Globally, consumer rights and even human rights are eroding as some vendors infect their consumer electronics with Digital Restrictions Management mechanisms and as DMCA -- the law that tries to protect DRM -- is being secretly negotiated by a few strong countries and to be forced upon the rest of the world as treaties (ACTA 1, 2). These strong forces are overriding the three laws of robotics (if there ever will be at all) with something else.

As Asimov pictures it, a robot should give highest priority to (L1) protecting human beings (L2) obeying human orders (L3) protecting itself, in that order, above anything else. Any robot in Asimov's Sci-Fi is equipped with a positronic brain that will go nuts, so to speak, if it ever breaks these laws. This is to a society heavily dependent on robots what a fuse is to an electronic device. Imagine the threat one faces living in a world full of robots without these laws.

Except that you really don't have to imagine. We are living in such a world.

What Asimov didn't foresee was that the robots are eventually controlled by software rather than positronic circuits. That small departure of his prediction from what really happened later unfortunately blinds the majority of the computer science professionals (a population likely to enjoy Asimov's Sci-Fi, by the way).

First let's get law-breaking malware out of the way. Conceivably there will always be some people breaking (general) laws by creating bad robots, whether or not the society demands the three laws of robotics as part of the general law. What we are really interested in are the robots that are produced and operated conforming to the legal rules of the society.

Now consider a few examples of existing software violating the third and second laws of robotics. Suicidal software destroying itself with time bomb is a violation of (L3), and likely a violation of (L2), too. DRM is clearly a violation of (L2). Also search "viodentia fairuse4wm" or "kindle 1984" for some cases of software disobeying human orders.

Next, let's switch to Sci-Fi mode for a moment and consider what might happen in a few decades from now. Suppose your grandson buys a medical care robot to take care of your cardiac pacing problem by watching and adjusting some implanting medical device. You feel worse after the robot starts taking care of you, and suspect that the robot is not working correctly. You have even heard of instances of death possibly related to this model of robot.

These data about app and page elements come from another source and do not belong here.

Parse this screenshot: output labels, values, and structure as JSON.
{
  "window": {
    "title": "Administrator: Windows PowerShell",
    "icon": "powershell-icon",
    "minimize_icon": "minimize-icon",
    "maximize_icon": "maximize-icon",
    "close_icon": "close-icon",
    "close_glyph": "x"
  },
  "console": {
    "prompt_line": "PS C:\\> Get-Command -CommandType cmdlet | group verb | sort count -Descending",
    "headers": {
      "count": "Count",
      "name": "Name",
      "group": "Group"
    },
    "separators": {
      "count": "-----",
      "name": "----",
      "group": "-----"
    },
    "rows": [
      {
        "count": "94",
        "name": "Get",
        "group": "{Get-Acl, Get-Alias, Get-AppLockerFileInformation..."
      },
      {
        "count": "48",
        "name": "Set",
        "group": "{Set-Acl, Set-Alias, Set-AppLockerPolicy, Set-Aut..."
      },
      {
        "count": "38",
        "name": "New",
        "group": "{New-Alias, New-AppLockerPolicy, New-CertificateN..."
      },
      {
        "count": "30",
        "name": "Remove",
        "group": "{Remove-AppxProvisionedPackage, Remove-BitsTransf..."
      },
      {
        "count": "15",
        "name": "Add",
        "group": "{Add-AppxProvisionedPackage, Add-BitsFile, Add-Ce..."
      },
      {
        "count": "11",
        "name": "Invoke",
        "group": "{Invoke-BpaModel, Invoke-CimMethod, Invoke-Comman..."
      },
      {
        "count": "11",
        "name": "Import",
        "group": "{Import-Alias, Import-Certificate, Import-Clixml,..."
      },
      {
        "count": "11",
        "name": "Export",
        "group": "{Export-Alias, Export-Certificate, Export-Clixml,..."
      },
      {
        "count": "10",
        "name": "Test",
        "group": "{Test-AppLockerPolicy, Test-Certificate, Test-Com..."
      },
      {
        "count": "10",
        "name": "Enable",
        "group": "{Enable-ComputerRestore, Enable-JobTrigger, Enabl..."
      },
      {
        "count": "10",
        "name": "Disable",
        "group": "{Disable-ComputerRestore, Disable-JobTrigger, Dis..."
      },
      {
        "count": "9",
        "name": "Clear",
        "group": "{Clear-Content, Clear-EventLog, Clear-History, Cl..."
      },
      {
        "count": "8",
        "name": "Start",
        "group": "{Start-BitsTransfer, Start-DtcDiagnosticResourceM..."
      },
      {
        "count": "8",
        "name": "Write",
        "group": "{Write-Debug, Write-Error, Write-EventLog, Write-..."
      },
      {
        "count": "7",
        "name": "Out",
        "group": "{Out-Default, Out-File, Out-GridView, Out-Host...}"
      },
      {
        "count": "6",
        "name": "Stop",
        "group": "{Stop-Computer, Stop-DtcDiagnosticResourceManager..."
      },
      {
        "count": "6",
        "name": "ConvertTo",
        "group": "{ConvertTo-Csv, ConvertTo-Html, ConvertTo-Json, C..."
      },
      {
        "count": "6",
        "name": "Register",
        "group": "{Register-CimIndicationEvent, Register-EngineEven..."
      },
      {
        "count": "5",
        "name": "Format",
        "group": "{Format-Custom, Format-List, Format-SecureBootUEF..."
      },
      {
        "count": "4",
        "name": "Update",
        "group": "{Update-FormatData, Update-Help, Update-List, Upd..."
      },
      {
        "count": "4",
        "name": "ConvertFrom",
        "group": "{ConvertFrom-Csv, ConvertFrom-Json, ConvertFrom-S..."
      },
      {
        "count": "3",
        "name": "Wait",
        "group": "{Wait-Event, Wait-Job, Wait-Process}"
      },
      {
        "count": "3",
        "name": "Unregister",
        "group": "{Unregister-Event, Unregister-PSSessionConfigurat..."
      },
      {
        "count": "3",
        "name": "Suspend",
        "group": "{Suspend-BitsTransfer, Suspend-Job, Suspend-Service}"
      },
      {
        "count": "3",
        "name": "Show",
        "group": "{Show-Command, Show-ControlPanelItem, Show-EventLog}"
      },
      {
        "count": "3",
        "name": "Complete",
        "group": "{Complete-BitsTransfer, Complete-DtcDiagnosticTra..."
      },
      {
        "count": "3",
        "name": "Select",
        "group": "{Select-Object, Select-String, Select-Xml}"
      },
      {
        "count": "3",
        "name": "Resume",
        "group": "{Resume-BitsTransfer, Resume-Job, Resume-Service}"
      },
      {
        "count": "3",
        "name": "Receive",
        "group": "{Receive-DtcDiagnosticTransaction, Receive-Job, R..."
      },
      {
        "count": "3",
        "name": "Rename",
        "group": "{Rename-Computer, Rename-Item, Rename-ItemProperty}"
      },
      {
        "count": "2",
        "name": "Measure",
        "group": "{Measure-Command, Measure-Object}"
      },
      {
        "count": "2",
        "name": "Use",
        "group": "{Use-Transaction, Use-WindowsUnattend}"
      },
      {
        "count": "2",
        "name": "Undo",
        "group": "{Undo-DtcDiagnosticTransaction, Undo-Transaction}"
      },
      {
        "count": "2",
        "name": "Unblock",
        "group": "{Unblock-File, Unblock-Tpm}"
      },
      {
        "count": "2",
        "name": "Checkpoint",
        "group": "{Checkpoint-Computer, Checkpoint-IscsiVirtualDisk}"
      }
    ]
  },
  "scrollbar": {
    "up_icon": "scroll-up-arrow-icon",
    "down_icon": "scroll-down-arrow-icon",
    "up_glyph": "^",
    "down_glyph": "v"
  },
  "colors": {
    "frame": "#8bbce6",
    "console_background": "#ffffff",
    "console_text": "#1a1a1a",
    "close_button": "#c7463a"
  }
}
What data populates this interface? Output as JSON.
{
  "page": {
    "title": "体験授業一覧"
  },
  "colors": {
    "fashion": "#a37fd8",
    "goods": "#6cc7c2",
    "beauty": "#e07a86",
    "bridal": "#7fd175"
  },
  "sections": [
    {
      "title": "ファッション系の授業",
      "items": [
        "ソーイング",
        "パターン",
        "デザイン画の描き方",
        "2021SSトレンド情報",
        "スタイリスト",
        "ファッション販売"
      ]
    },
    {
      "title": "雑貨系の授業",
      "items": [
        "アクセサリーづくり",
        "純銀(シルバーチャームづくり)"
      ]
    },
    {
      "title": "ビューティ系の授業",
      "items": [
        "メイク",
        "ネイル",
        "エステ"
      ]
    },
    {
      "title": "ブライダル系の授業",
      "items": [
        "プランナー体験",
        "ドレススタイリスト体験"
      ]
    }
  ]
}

Or suppose that the nursing house where you live buys a medical care robot to perform regular physical therapy for or even operations on its inhabitants. A new and safer way of performing these functions has been spreading on the internet, and all of your housemates including you are eager to adopt it.

In either case, your grandson finds a capable robot expert to examine the robot and make modifications to its positronic brain or to its software or to whatever, so as to remove its deficiency and/or improve its service, hence your life quality, or even to save you from "death by buggy code". The expert asks the robot to expose and explain its circuit/software design, and to help the expert examine and upgrade its circuit/software.

In response, a robot in Asimov's world would undoubtedly comply (maybe after verifying the expert's claimed profession) according to (L1) and (L2). But what would a robot in our present world do? You know, our real world, whose inhabitants are largely ignorant of the three laws of robotics and, simultaneously, have largely been brain washed by the intellectually "property" propaganda, the world in which the intellectually "property" right is about to override the physical property right. Is the robot more likely to comply, or is it more likely to refuse to cooperate, citing protection of copyright as the highest priority (L0), destroying itself and sending DMCA notices as it is being forcefully shut down by the expert, and willfully defying (L1), (L2), and (L3) all at once?

And all this is not that far fetched. Medtronic's Implantable Medical Devices would do that if it could. Sony's robotic dog Aibo would do that if it could. And it doesn't matter that they can never possibly do it perfectly thru technological means. The manufacturers may very well (or did already) invoke the all mighty DMCA to cover up its bad technical choices that ignore the Kerckhoffs' principle regarding computer security. (In non-technical terms, in Chinese, in a mathematical metaphor "squaring the circle" or in picture as shown to the right).

We are living in a world where Asimov's proposed Three Laws of Robotics are not only ignored and dismissed but in fact increasingly suppressed by problematic laws -- DMCA and ACTA. We are putting ourselves at the mercy of the robots whose defiant behaviors against us are protected by these laws.

Is there any chance to change the future for the better where our lives are increasingly dependent on various forms of defiant "robots"? I don't know how you interpret Asimov's Psychohistory, but to me, bringing the non-technical, non-computer-savvy general public into awareness of the imminent dangers is a feaible and important way to change the course of the future.

The saddest aspect of life right now is that science gathers knowledge faster than society gathers wisdom. -- Issac Asimov

Maybe it's time to start writing and collecting Sci-Fi's on such topics as "Robots and DRM" or "Robots and Copyright". People may learn more about these dangers from stories happening in a future society, in a distant planet, or in an alternative universe, because:

It is the invariable lesson to humanity that distance in time, and in space as well, lends focus. It is not recorded, incidentally, that the lesson has ever been permanently learned. -- Issac Asimov, "Foundation and Empire" Chapter 13